Of course, reduced ABV means nothing at all if the beer has the taste and character of a Bud Light. Anyone who looked at the list of participating breweries prior to arriving at Coalition probably had reason to believe the beers weren't going to suck. The list included: Hair of the Dog, Breakside, Cascade, Coalition, Oakshire, Ninkasi and Burnside, among others.

Before I move on to the beers, I want to talk about the session concept for just a second. The term apparently refers to a time when factory workers in England were allowed to drink during licensed sessions that lasted several hours. The beers had to be low in alcohol because the workers often returned to factor floors after consuming numerous pints. Session beers, then, can be consumed in significant quantity without causing incoherence.

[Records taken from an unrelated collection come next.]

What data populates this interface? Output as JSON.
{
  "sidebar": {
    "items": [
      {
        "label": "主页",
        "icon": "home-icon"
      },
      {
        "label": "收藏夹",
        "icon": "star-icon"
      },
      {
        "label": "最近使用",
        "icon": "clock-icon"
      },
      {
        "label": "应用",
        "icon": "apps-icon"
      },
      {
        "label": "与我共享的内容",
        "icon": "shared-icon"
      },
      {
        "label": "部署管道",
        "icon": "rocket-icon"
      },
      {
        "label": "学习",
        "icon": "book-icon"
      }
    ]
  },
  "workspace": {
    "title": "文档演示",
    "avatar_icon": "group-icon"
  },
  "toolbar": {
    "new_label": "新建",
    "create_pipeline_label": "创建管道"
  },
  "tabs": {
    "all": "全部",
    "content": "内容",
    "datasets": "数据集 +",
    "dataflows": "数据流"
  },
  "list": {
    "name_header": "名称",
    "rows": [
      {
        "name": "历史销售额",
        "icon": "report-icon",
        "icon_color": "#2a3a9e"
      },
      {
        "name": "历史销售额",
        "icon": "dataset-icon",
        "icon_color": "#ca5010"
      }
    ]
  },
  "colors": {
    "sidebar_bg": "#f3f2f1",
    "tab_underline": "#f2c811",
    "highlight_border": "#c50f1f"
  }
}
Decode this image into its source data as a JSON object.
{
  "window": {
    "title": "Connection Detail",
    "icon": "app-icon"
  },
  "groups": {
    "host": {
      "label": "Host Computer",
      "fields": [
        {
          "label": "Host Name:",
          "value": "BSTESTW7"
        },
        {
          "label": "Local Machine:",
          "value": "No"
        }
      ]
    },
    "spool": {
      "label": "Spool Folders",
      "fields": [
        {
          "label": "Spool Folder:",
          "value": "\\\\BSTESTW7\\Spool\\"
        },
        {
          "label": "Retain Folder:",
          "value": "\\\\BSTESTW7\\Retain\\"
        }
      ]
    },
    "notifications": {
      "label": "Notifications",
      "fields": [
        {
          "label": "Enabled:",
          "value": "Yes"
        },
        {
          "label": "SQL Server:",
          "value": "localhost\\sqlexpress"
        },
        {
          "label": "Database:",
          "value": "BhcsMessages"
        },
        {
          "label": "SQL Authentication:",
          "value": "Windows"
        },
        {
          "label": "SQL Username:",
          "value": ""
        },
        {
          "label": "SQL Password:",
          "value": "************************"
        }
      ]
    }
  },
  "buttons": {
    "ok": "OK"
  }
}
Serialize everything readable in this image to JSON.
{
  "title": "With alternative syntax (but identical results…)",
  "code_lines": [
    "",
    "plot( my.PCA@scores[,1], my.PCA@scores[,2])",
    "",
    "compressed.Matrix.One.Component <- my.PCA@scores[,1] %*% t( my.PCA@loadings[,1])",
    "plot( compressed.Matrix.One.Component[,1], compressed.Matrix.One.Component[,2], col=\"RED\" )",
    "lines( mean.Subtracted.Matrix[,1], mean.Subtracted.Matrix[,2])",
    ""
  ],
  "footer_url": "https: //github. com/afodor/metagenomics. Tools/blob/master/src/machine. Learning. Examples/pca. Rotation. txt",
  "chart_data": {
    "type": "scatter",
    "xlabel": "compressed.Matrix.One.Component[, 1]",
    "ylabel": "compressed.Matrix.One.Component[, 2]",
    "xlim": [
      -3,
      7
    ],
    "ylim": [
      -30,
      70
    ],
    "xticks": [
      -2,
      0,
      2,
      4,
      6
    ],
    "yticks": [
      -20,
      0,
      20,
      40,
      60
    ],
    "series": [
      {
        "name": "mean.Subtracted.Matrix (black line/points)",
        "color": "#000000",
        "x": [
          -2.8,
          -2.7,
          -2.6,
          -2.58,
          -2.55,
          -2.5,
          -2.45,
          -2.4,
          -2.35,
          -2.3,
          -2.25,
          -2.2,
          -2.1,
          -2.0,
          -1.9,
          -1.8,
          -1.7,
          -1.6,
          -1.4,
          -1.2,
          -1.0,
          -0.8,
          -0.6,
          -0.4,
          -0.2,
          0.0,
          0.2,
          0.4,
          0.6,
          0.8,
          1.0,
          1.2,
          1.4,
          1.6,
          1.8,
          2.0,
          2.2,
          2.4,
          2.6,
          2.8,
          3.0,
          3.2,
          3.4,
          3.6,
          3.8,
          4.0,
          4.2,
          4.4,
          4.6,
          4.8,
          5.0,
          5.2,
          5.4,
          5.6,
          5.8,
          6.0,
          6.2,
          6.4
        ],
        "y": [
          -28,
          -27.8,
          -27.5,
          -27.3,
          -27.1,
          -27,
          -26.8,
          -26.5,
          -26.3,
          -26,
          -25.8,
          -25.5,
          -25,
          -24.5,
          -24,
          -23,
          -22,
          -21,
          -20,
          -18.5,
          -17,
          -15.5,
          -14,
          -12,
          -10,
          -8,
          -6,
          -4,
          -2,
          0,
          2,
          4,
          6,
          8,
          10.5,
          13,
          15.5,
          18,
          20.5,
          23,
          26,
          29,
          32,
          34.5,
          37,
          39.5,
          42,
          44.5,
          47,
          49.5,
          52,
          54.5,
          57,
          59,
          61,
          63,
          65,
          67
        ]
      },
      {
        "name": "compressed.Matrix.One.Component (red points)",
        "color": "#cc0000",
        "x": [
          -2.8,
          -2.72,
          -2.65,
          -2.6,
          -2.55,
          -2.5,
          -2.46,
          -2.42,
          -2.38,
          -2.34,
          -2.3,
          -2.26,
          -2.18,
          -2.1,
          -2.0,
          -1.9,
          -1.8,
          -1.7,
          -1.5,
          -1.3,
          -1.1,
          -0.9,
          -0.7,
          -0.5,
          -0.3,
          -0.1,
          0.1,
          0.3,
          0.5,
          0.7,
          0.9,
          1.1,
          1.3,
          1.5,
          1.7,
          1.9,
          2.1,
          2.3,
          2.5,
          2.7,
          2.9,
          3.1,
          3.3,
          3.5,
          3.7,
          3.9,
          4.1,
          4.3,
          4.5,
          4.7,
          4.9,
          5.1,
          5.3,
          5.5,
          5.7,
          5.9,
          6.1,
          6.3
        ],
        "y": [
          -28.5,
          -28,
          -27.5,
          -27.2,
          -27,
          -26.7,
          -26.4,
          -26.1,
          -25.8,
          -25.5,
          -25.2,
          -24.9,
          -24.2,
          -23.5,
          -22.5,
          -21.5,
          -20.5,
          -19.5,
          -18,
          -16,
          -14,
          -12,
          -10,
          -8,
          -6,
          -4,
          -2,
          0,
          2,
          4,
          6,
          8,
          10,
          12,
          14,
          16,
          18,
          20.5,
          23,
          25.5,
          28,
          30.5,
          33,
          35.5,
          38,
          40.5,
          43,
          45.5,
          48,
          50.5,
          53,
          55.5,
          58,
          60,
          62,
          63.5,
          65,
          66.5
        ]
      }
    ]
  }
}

A good time was had by all!
I didn't taste every beer, but I tasted more than half of them. There wasn't a bad one in the bunch, although Little Sir John, a cask-conditioned bitter, was flat (as expected) and warm (not expected).

My highlight reel:

Ninkasi Helles Belles 
I first met this beer, a German lager, at the Oregon Brewers Festival. As I said at the time, this beer is off-brand for Ninkasi, which is widely known for heavily hopped ales. Never mind the history. Helles Belles is well-balanced, crisp and has plenty of subtle flavor. At 5.1 ABV, Helles Belles barely passes muster as a small beer. Great stuff, anyway!

Hair of the Dog Little Dogs
Hair of the Dog has been producing top flight beers for years, most of them big ones like Fred and Adam. HOD had two beers at the Mighty Mites: Little Dog Fred and Little Dog Adam. Both are made by reusing the grains made to make their high gravity elders. I was pleasantly surprised to see HOD owner/brewer Alan Sprints pouring his beers. Alan is always happy to chat about his beers and yesterday was no exception. Both Little Dogs behaved nicely. Little Dog Fred was light and crisp, and my favorite of the two.

Alan Sprints (right) pouring his Little Dogs
Stone Brewing Levitation
I walked up to the Levitation tap without and real thought. In the glass, this beer smelled very similar to Laurelwood's Workhorse. For the unknowing, Workhorse is a fairly big IPA (7.5 percent ABV) that leans heavily on Amarillo and Simcoe hops for aroma and flavor. A quick taste. Levitation lacked the depth and punch of Workhorse, but the subtle flavors were terrific. I'd like to have a case of this stuff in the fridge for summer drinking. Great stuff.

In my estimation, this is an event whose time was right. I hope Jeff and some of the folks who helped organize the inaugural Mighty Mites will continue on next year. I think they should provide more shade next year, either in the form or umbrellas or trees (move it to a park). No one has been able to provide attendance figures, but it looked to me like the event was a success. On a perfect summer day in Portland, a celebration of small beers is just what we needed.


  1. Thanks for explaining "session" beers. Interesting. I'm guessing, though, that many a factory worker went back to work with a BAC exceeding .10 or .20 if they had several pints of beer with even a moderate ABV, say 3-4%. Of course, those guys probably had some stout livers too.

  2. I suspect these guys had pretty high alcohol tolerance. Plus, they drank over a period many hours, which probably softened the impact. In our present circumstance, none-other than Fred Eckhardt, the dean of American beer writers, has called on the industry to produce more session-style beers. His logic: "If I have to stop after one or two, what's the point?"


Keep it civil, please.